# How do you find the vertex and axis of symmetry, and then graph the parabola given by:  f(x)=-4x^2 ?

Apr 7, 2018

The axis of symmetry is $x = 0$.

The vertex is $\left(9 , 0\right)$.

#### Explanation:

Given:

$f \left(x\right) = - 4 {x}^{2}$ is a quadratic equation in standard form:

$f \left(x\right) = a {x}^{2} + b x + c$,

where:

$a = - 4$, $b = 0$, $c = 0$.

The axis of symmetry and the $x$ coordinate of the vertex can be found using the formula:

$x = \frac{- b}{2 a}$

$x = \frac{0}{2 \cdot 0}$

$x = 0$

To find the $y$ coordinate of the vertex, substitute $y$ for $f \left(x\right)$ and $0$ for $x$.

$y = - 4 {\left(0\right)}^{2}$

$y = 0$

The vertex is $\left(0 , 0\right)$. Since $a < 0$, the vertex is the maximum point and the parabola opens downward.

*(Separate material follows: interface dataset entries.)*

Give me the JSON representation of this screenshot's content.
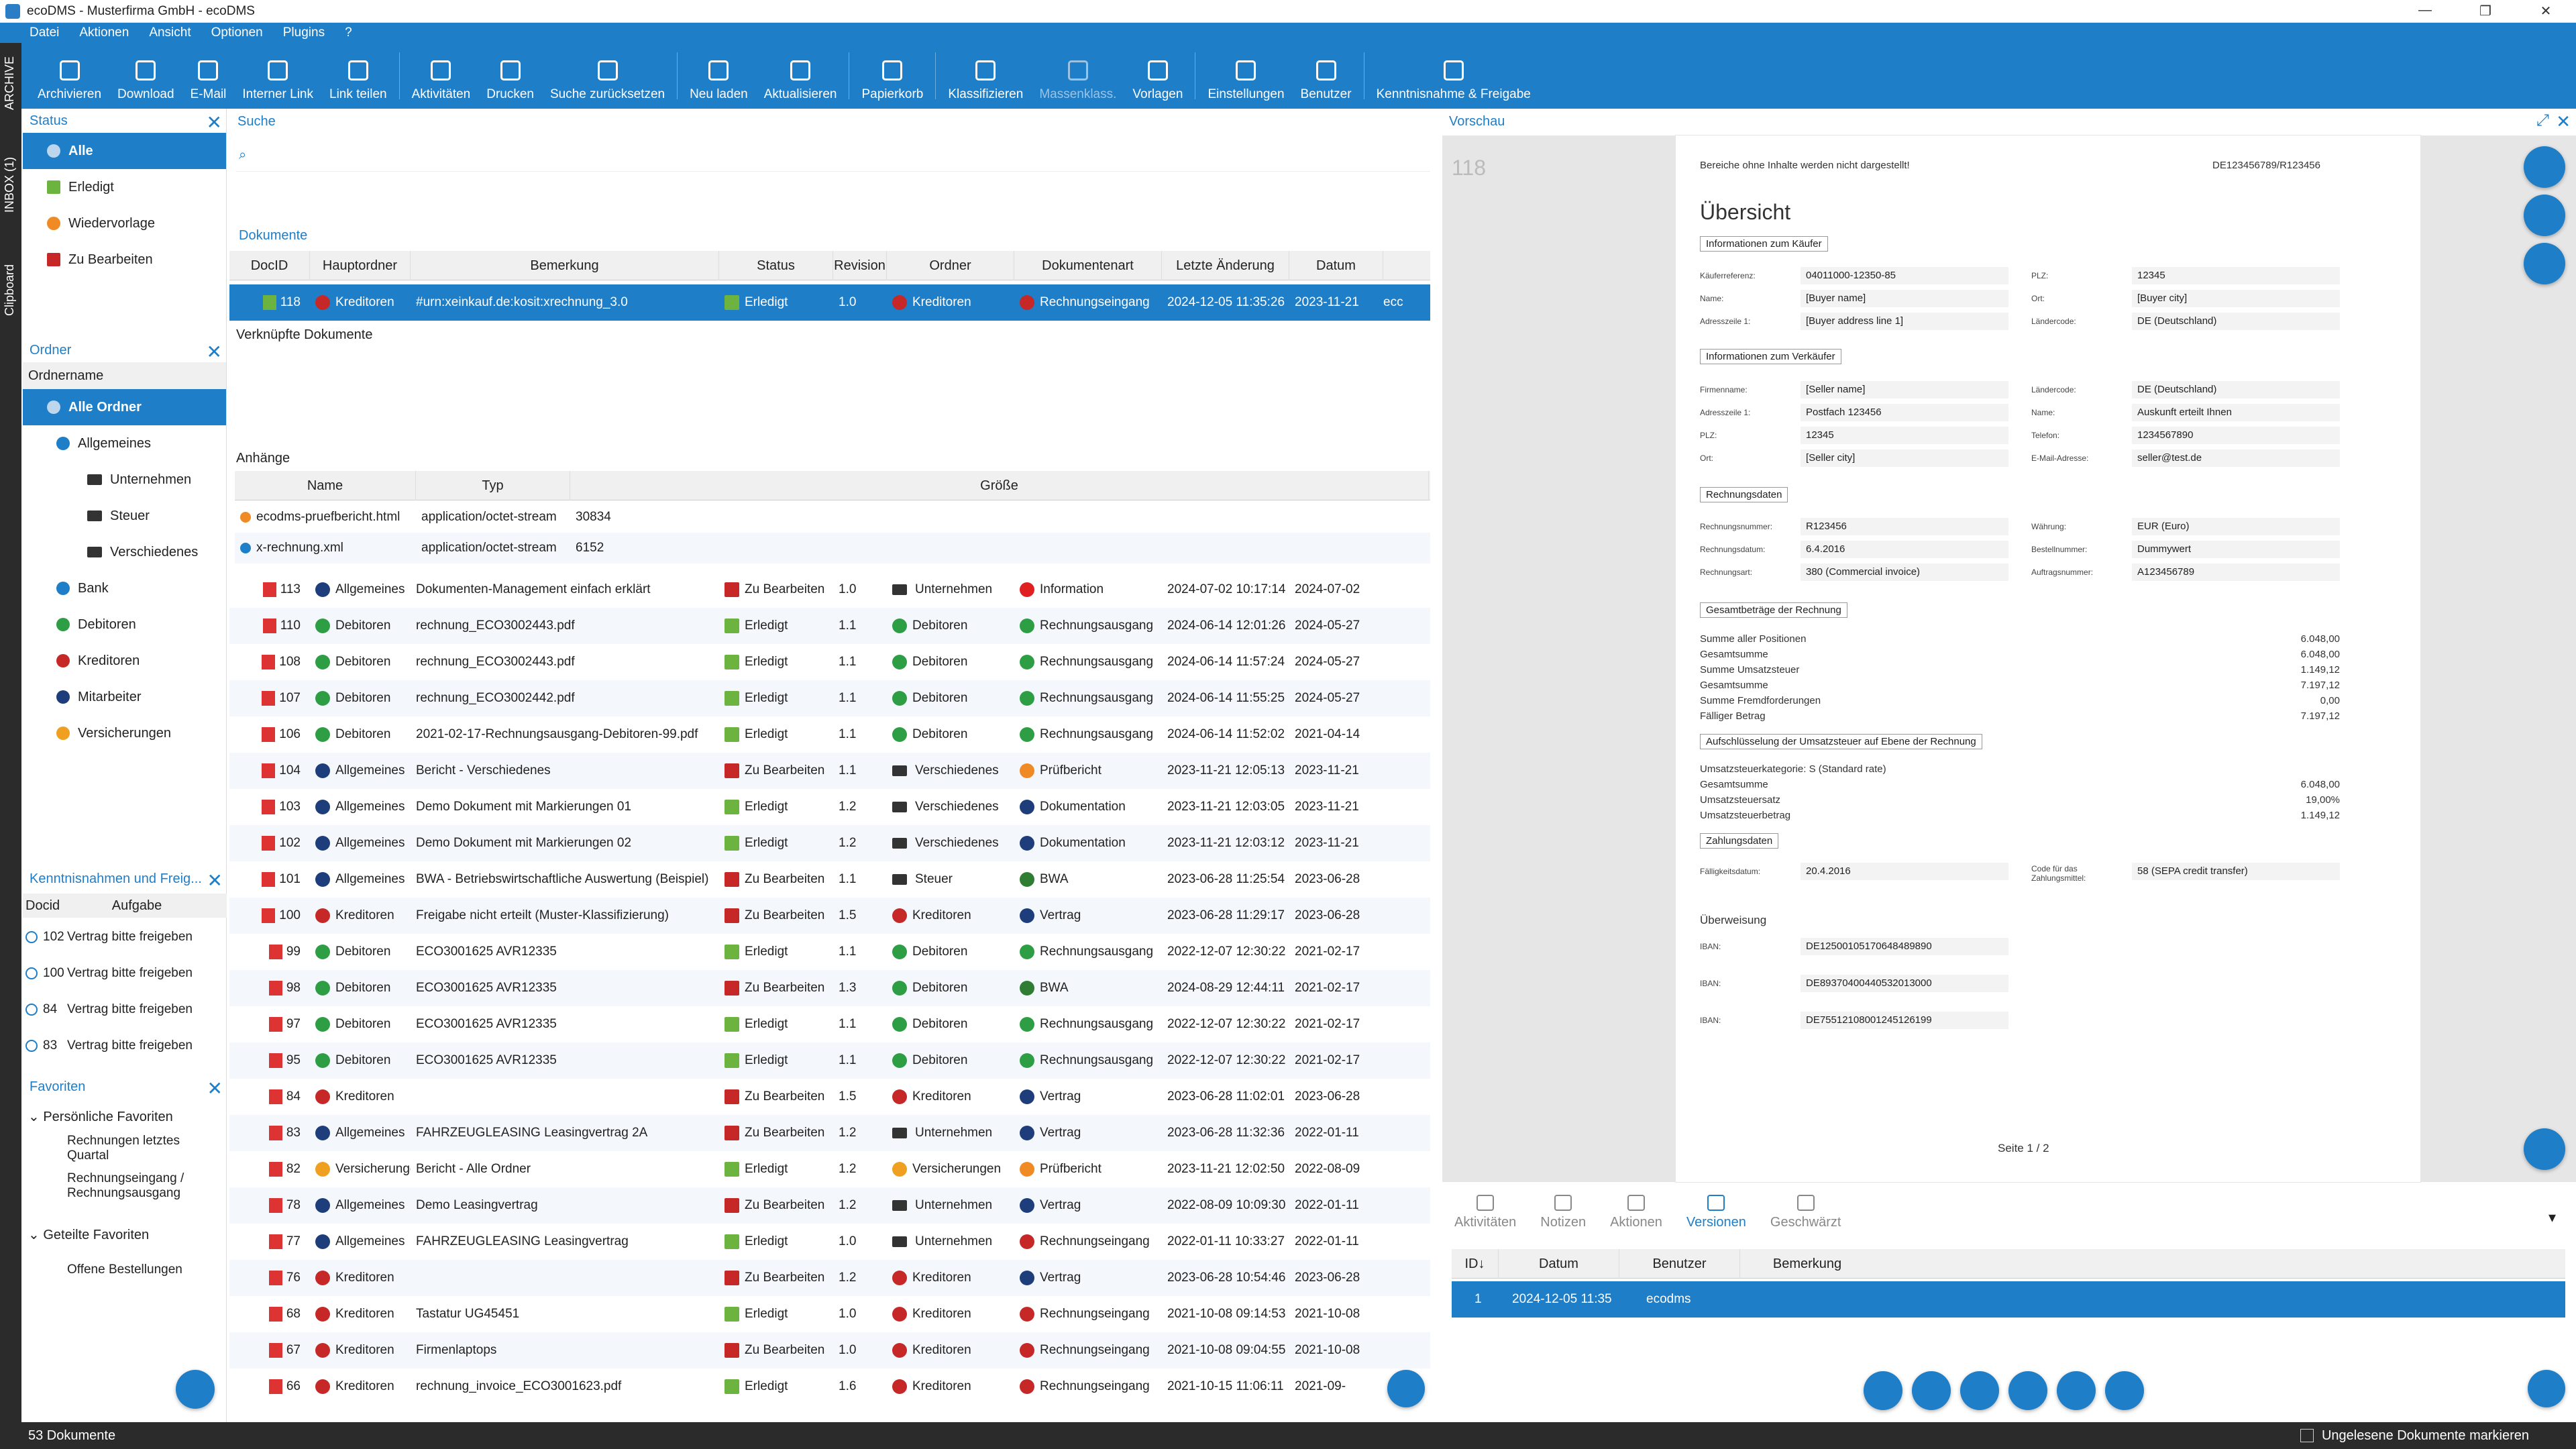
{
  "window": {
    "title": "ecoDMS - Musterfirma GmbH - ecoDMS",
    "min": "—",
    "max": "❐",
    "close": "✕"
  },
  "menu": [
    "Datei",
    "Aktionen",
    "Ansicht",
    "Optionen",
    "Plugins",
    "?"
  ],
  "ribbon": [
    {
      "label": "Archivieren",
      "icon": "archive-icon"
    },
    {
      "label": "Download",
      "icon": "download-icon"
    },
    {
      "label": "E-Mail",
      "icon": "mail-icon"
    },
    {
      "label": "Interner Link",
      "icon": "link-icon"
    },
    {
      "label": "Link teilen",
      "icon": "share-icon"
    },
    {
      "label": "Aktivitäten",
      "icon": "history-icon"
    },
    {
      "label": "Drucken",
      "icon": "print-icon"
    },
    {
      "label": "Suche zurücksetzen",
      "icon": "reset-search-icon"
    },
    {
      "label": "Neu laden",
      "icon": "reload-icon"
    },
    {
      "label": "Aktualisieren",
      "icon": "refresh-icon"
    },
    {
      "label": "Papierkorb",
      "icon": "trash-icon"
    },
    {
      "label": "Klassifizieren",
      "icon": "classify-icon"
    },
    {
      "label": "Massenklass.",
      "icon": "mass-classify-icon",
      "disabled": true
    },
    {
      "label": "Vorlagen",
      "icon": "template-icon"
    },
    {
      "label": "Einstellungen",
      "icon": "settings-icon"
    },
    {
      "label": "Benutzer",
      "icon": "user-icon"
    },
    {
      "label": "Kenntnisnahme & Freigabe",
      "icon": "approval-icon"
    }
  ],
  "lefttabs": [
    "ARCHIVE",
    "INBOX (1)",
    "Clipboard"
  ],
  "status": {
    "title": "Status",
    "items": [
      "Alle",
      "Erledigt",
      "Wiedervorlage",
      "Zu Bearbeiten"
    ]
  },
  "folders": {
    "title": "Ordner",
    "header": "Ordnername",
    "items": [
      {
        "label": "Alle Ordner",
        "level": 0
      },
      {
        "label": "Allgemeines",
        "level": 1
      },
      {
        "label": "Unternehmen",
        "level": 2
      },
      {
        "label": "Steuer",
        "level": 2
      },
      {
        "label": "Verschiedenes",
        "level": 2
      },
      {
        "label": "Bank",
        "level": 1
      },
      {
        "label": "Debitoren",
        "level": 1
      },
      {
        "label": "Kreditoren",
        "level": 1
      },
      {
        "label": "Mitarbeiter",
        "level": 1
      },
      {
        "label": "Versicherungen",
        "level": 1
      }
    ]
  },
  "approvals": {
    "title": "Kenntnisnahmen und Freig...",
    "cols": [
      "Docid",
      "Aufgabe"
    ],
    "rows": [
      {
        "id": "102",
        "task": "Vertrag bitte freigeben"
      },
      {
        "id": "100",
        "task": "Vertrag bitte freigeben"
      },
      {
        "id": "84",
        "task": "Vertrag bitte freigeben"
      },
      {
        "id": "83",
        "task": "Vertrag bitte freigeben"
      }
    ]
  },
  "favorites": {
    "title": "Favoriten",
    "personal": "Persönliche Favoriten",
    "p_items": [
      "Rechnungen letztes Quartal",
      "Rechnungseingang / Rechnungsausgang"
    ],
    "shared": "Geteilte Favoriten",
    "s_items": [
      "Offene Bestellungen"
    ]
  },
  "search": {
    "title": "Suche",
    "placeholder": ""
  },
  "documents": {
    "title": "Dokumente",
    "cols": [
      "DocID",
      "Hauptordner",
      "Bemerkung",
      "Status",
      "Revision",
      "Ordner",
      "Dokumentenart",
      "Letzte Änderung",
      "Datum"
    ],
    "selected": {
      "id": "118",
      "main": "Kreditoren",
      "note": "#urn:xeinkauf.de:kosit:xrechnung_3.0",
      "status": "Erledigt",
      "rev": "1.0",
      "folder": "Kreditoren",
      "type": "Rechnungseingang",
      "changed": "2024-12-05 11:35:26",
      "date": "2023-11-21",
      "extra": "ecc"
    },
    "linked": "Verknüpfte Dokumente",
    "attachments": {
      "title": "Anhänge",
      "cols": [
        "Name",
        "Typ",
        "Größe"
      ],
      "rows": [
        {
          "name": "ecodms-pruefbericht.html",
          "type": "application/octet-stream",
          "size": "30834"
        },
        {
          "name": "x-rechnung.xml",
          "type": "application/octet-stream",
          "size": "6152"
        }
      ]
    },
    "rows": [
      {
        "id": "113",
        "main": "Allgemeines",
        "note": "Dokumenten-Management einfach erklärt",
        "status": "Zu Bearbeiten",
        "rev": "1.0",
        "folder": "Unternehmen",
        "type": "Information",
        "changed": "2024-07-02 10:17:14",
        "date": "2024-07-02"
      },
      {
        "id": "110",
        "main": "Debitoren",
        "note": "rechnung_ECO3002443.pdf",
        "status": "Erledigt",
        "rev": "1.1",
        "folder": "Debitoren",
        "type": "Rechnungsausgang",
        "changed": "2024-06-14 12:01:26",
        "date": "2024-05-27"
      },
      {
        "id": "108",
        "main": "Debitoren",
        "note": "rechnung_ECO3002443.pdf",
        "status": "Erledigt",
        "rev": "1.1",
        "folder": "Debitoren",
        "type": "Rechnungsausgang",
        "changed": "2024-06-14 11:57:24",
        "date": "2024-05-27"
      },
      {
        "id": "107",
        "main": "Debitoren",
        "note": "rechnung_ECO3002442.pdf",
        "status": "Erledigt",
        "rev": "1.1",
        "folder": "Debitoren",
        "type": "Rechnungsausgang",
        "changed": "2024-06-14 11:55:25",
        "date": "2024-05-27"
      },
      {
        "id": "106",
        "main": "Debitoren",
        "note": "2021-02-17-Rechnungsausgang-Debitoren-99.pdf",
        "status": "Erledigt",
        "rev": "1.1",
        "folder": "Debitoren",
        "type": "Rechnungsausgang",
        "changed": "2024-06-14 11:52:02",
        "date": "2021-04-14"
      },
      {
        "id": "104",
        "main": "Allgemeines",
        "note": "Bericht - Verschiedenes",
        "status": "Zu Bearbeiten",
        "rev": "1.1",
        "folder": "Verschiedenes",
        "type": "Prüfbericht",
        "changed": "2023-11-21 12:05:13",
        "date": "2023-11-21"
      },
      {
        "id": "103",
        "main": "Allgemeines",
        "note": "Demo Dokument mit Markierungen 01",
        "status": "Erledigt",
        "rev": "1.2",
        "folder": "Verschiedenes",
        "type": "Dokumentation",
        "changed": "2023-11-21 12:03:05",
        "date": "2023-11-21"
      },
      {
        "id": "102",
        "main": "Allgemeines",
        "note": "Demo Dokument mit Markierungen 02",
        "status": "Erledigt",
        "rev": "1.2",
        "folder": "Verschiedenes",
        "type": "Dokumentation",
        "changed": "2023-11-21 12:03:12",
        "date": "2023-11-21"
      },
      {
        "id": "101",
        "main": "Allgemeines",
        "note": "BWA - Betriebswirtschaftliche Auswertung (Beispiel)",
        "status": "Zu Bearbeiten",
        "rev": "1.1",
        "folder": "Steuer",
        "type": "BWA",
        "changed": "2023-06-28 11:25:54",
        "date": "2023-06-28"
      },
      {
        "id": "100",
        "main": "Kreditoren",
        "note": "Freigabe nicht erteilt (Muster-Klassifizierung)",
        "status": "Zu Bearbeiten",
        "rev": "1.5",
        "folder": "Kreditoren",
        "type": "Vertrag",
        "changed": "2023-06-28 11:29:17",
        "date": "2023-06-28"
      },
      {
        "id": "99",
        "main": "Debitoren",
        "note": "ECO3001625 AVR12335",
        "status": "Erledigt",
        "rev": "1.1",
        "folder": "Debitoren",
        "type": "Rechnungsausgang",
        "changed": "2022-12-07 12:30:22",
        "date": "2021-02-17"
      },
      {
        "id": "98",
        "main": "Debitoren",
        "note": "ECO3001625 AVR12335",
        "status": "Zu Bearbeiten",
        "rev": "1.3",
        "folder": "Debitoren",
        "type": "BWA",
        "changed": "2024-08-29 12:44:11",
        "date": "2021-02-17"
      },
      {
        "id": "97",
        "main": "Debitoren",
        "note": "ECO3001625 AVR12335",
        "status": "Erledigt",
        "rev": "1.1",
        "folder": "Debitoren",
        "type": "Rechnungsausgang",
        "changed": "2022-12-07 12:30:22",
        "date": "2021-02-17"
      },
      {
        "id": "95",
        "main": "Debitoren",
        "note": "ECO3001625 AVR12335",
        "status": "Erledigt",
        "rev": "1.1",
        "folder": "Debitoren",
        "type": "Rechnungsausgang",
        "changed": "2022-12-07 12:30:22",
        "date": "2021-02-17"
      },
      {
        "id": "84",
        "main": "Kreditoren",
        "note": "",
        "status": "Zu Bearbeiten",
        "rev": "1.5",
        "folder": "Kreditoren",
        "type": "Vertrag",
        "changed": "2023-06-28 11:02:01",
        "date": "2023-06-28"
      },
      {
        "id": "83",
        "main": "Allgemeines",
        "note": "FAHRZEUGLEASING Leasingvertrag 2A",
        "status": "Zu Bearbeiten",
        "rev": "1.2",
        "folder": "Unternehmen",
        "type": "Vertrag",
        "changed": "2023-06-28 11:32:36",
        "date": "2022-01-11"
      },
      {
        "id": "82",
        "main": "Versicherungen",
        "note": "Bericht - Alle Ordner",
        "status": "Erledigt",
        "rev": "1.2",
        "folder": "Versicherungen",
        "type": "Prüfbericht",
        "changed": "2023-11-21 12:02:50",
        "date": "2022-08-09"
      },
      {
        "id": "78",
        "main": "Allgemeines",
        "note": "Demo Leasingvertrag",
        "status": "Zu Bearbeiten",
        "rev": "1.2",
        "folder": "Unternehmen",
        "type": "Vertrag",
        "changed": "2022-08-09 10:09:30",
        "date": "2022-01-11"
      },
      {
        "id": "77",
        "main": "Allgemeines",
        "note": "FAHRZEUGLEASING Leasingvertrag",
        "status": "Erledigt",
        "rev": "1.0",
        "folder": "Unternehmen",
        "type": "Rechnungseingang",
        "changed": "2022-01-11 10:33:27",
        "date": "2022-01-11"
      },
      {
        "id": "76",
        "main": "Kreditoren",
        "note": "",
        "status": "Zu Bearbeiten",
        "rev": "1.2",
        "folder": "Kreditoren",
        "type": "Vertrag",
        "changed": "2023-06-28 10:54:46",
        "date": "2023-06-28"
      },
      {
        "id": "68",
        "main": "Kreditoren",
        "note": "Tastatur UG45451",
        "status": "Erledigt",
        "rev": "1.0",
        "folder": "Kreditoren",
        "type": "Rechnungseingang",
        "changed": "2021-10-08 09:14:53",
        "date": "2021-10-08"
      },
      {
        "id": "67",
        "main": "Kreditoren",
        "note": "Firmenlaptops",
        "status": "Zu Bearbeiten",
        "rev": "1.0",
        "folder": "Kreditoren",
        "type": "Rechnungseingang",
        "changed": "2021-10-08 09:04:55",
        "date": "2021-10-08"
      },
      {
        "id": "66",
        "main": "Kreditoren",
        "note": "rechnung_invoice_ECO3001623.pdf",
        "status": "Erledigt",
        "rev": "1.6",
        "folder": "Kreditoren",
        "type": "Rechnungseingang",
        "changed": "2021-10-15 11:06:11",
        "date": "2021-09-"
      }
    ]
  },
  "preview": {
    "title": "Vorschau",
    "pagenum": "118",
    "doc": {
      "notice": "Bereiche ohne Inhalte werden nicht dargestellt!",
      "ref": "DE123456789/R123456",
      "heading": "Übersicht",
      "buyer_title": "Informationen zum Käufer",
      "buyer": [
        [
          "Käuferreferenz:",
          "04011000-12350-85",
          "PLZ:",
          "12345"
        ],
        [
          "Name:",
          "[Buyer name]",
          "Ort:",
          "[Buyer city]"
        ],
        [
          "Adresszeile 1:",
          "[Buyer address line 1]",
          "Ländercode:",
          "DE (Deutschland)"
        ]
      ],
      "seller_title": "Informationen zum Verkäufer",
      "seller": [
        [
          "Firmenname:",
          "[Seller name]",
          "Ländercode:",
          "DE (Deutschland)"
        ],
        [
          "Adresszeile 1:",
          "Postfach 123456",
          "Name:",
          "Auskunft erteilt Ihnen"
        ],
        [
          "PLZ:",
          "12345",
          "Telefon:",
          "1234567890"
        ],
        [
          "Ort:",
          "[Seller city]",
          "E-Mail-Adresse:",
          "seller@test.de"
        ]
      ],
      "inv_title": "Rechnungsdaten",
      "inv": [
        [
          "Rechnungsnummer:",
          "R123456",
          "Währung:",
          "EUR (Euro)"
        ],
        [
          "Rechnungsdatum:",
          "6.4.2016",
          "Bestellnummer:",
          "Dummywert"
        ],
        [
          "Rechnungsart:",
          "380 (Commercial invoice)",
          "Auftragsnummer:",
          "A123456789"
        ]
      ],
      "tot_title": "Gesamtbeträge der Rechnung",
      "tot": [
        [
          "Summe aller Positionen",
          "6.048,00"
        ],
        [
          "Gesamtsumme",
          "6.048,00"
        ],
        [
          "Summe Umsatzsteuer",
          "1.149,12"
        ],
        [
          "Gesamtsumme",
          "7.197,12"
        ],
        [
          "Summe Fremdforderungen",
          "0,00"
        ],
        [
          "Fälliger Betrag",
          "7.197,12"
        ]
      ],
      "vat_title": "Aufschlüsselung der Umsatzsteuer auf Ebene der Rechnung",
      "vat": [
        [
          "Umsatzsteuerkategorie: S (Standard rate)",
          ""
        ],
        [
          "Gesamtsumme",
          "6.048,00"
        ],
        [
          "Umsatzsteuersatz",
          "19,00%"
        ],
        [
          "Umsatzsteuerbetrag",
          "1.149,12"
        ]
      ],
      "pay_title": "Zahlungsdaten",
      "pay": [
        "Fälligkeitsdatum:",
        "20.4.2016",
        "Code für das Zahlungsmittel:",
        "58 (SEPA credit transfer)"
      ],
      "transfer": "Überweisung",
      "ibans": [
        [
          "IBAN:",
          "DE12500105170648489890"
        ],
        [
          "IBAN:",
          "DE89370400440532013000"
        ],
        [
          "IBAN:",
          "DE75512108001245126199"
        ]
      ],
      "page": "Seite 1 / 2"
    },
    "tabs": [
      "Aktivitäten",
      "Notizen",
      "Aktionen",
      "Versionen",
      "Geschwärzt"
    ],
    "versions": {
      "cols": [
        "ID↓",
        "Datum",
        "Benutzer",
        "Bemerkung"
      ],
      "row": {
        "id": "1",
        "date": "2024-12-05 11:35",
        "user": "ecodms",
        "note": ""
      }
    }
  },
  "statusbar": {
    "count": "53 Dokumente",
    "unread": "Ungelesene Dokumente markieren"
  }
}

There are no x- or y-intercepts. We can determine additional points by substituting values for $x$ and solving for $y$.

When $x = - \frac{1}{2}$,

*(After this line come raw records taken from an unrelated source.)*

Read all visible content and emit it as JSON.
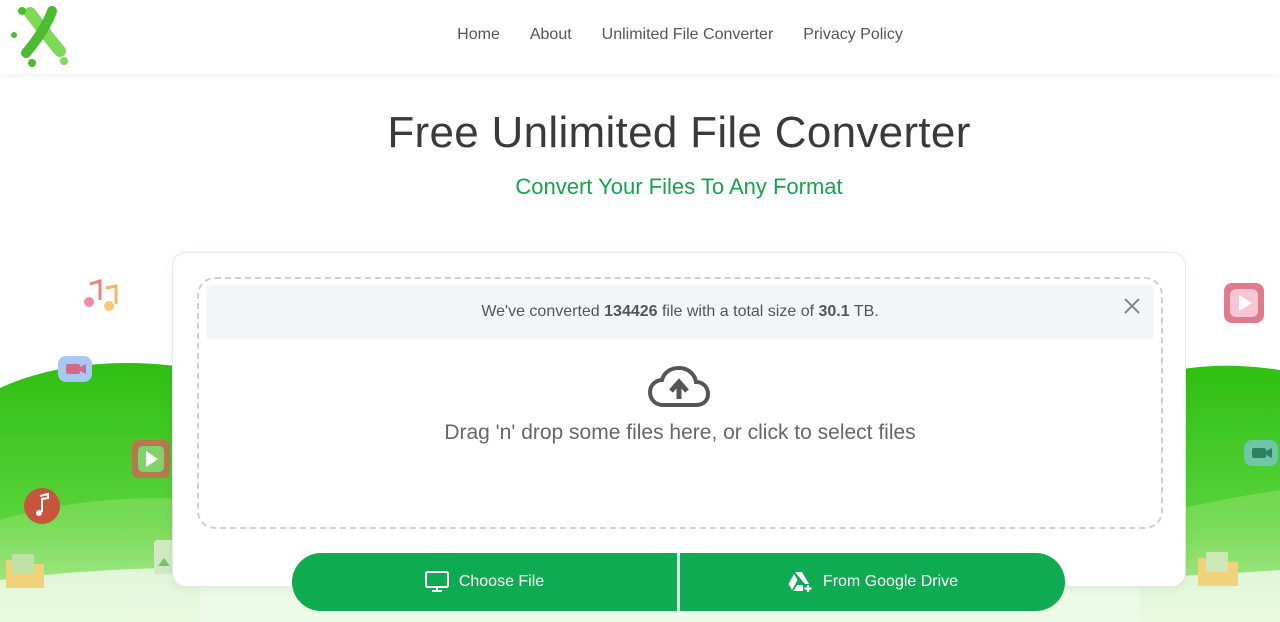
{
  "nav": {
    "items": [
      {
        "label": "Home"
      },
      {
        "label": "About"
      },
      {
        "label": "Unlimited File Converter"
      },
      {
        "label": "Privacy Policy"
      }
    ]
  },
  "hero": {
    "title": "Free Unlimited File Converter",
    "subtitle": "Convert Your Files To Any Format"
  },
  "stats": {
    "prefix": "We've converted ",
    "file_count": "134426",
    "middle": " file with a total size of ",
    "total_size": "30.1",
    "unit": " TB."
  },
  "dropzone": {
    "text": "Drag 'n' drop some files here, or click to select files",
    "icon": "cloud-upload-icon"
  },
  "buttons": {
    "choose_file": "Choose File",
    "google_drive": "From Google Drive"
  },
  "colors": {
    "brand_green": "#0fab52",
    "subtitle_green": "#16a34a",
    "hill_green": "#3cc21e"
  }
}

$y = - 4 {\left(- \frac{1}{2}\right)}^{2}$

$y = - 4 \times \frac{1}{4}$

$y = - 1$

Point: $\left(- \frac{1}{2} , - 1\right)$

When $x = \frac{1}{2}$,

$y = - 4 {\left(\frac{1}{2}\right)}^{2}$

$y = - 4 \times \frac{1}{4}$

$y = - 1$

Point: $\left(\frac{1}{2} , - 1\right)$

When $x = - 1$,

$y = - 4 {\left(- 1\right)}^{2}$

$y = - 4 \times 1$

$y = - 4$

Point: $\left(- 1 , - 4\right)$

When $x = 1$,

$y = - 4 {\left(1\right)}^{2}$

$y = - 4 \times 1$

$y = - 4$

Point: $\left(1 , - 4\right)$

Plot the vertex and additional points and sketch a parabola through them. Do not connect the dots.

graph{y=-4x^2 [-10, 10, -5, 5]}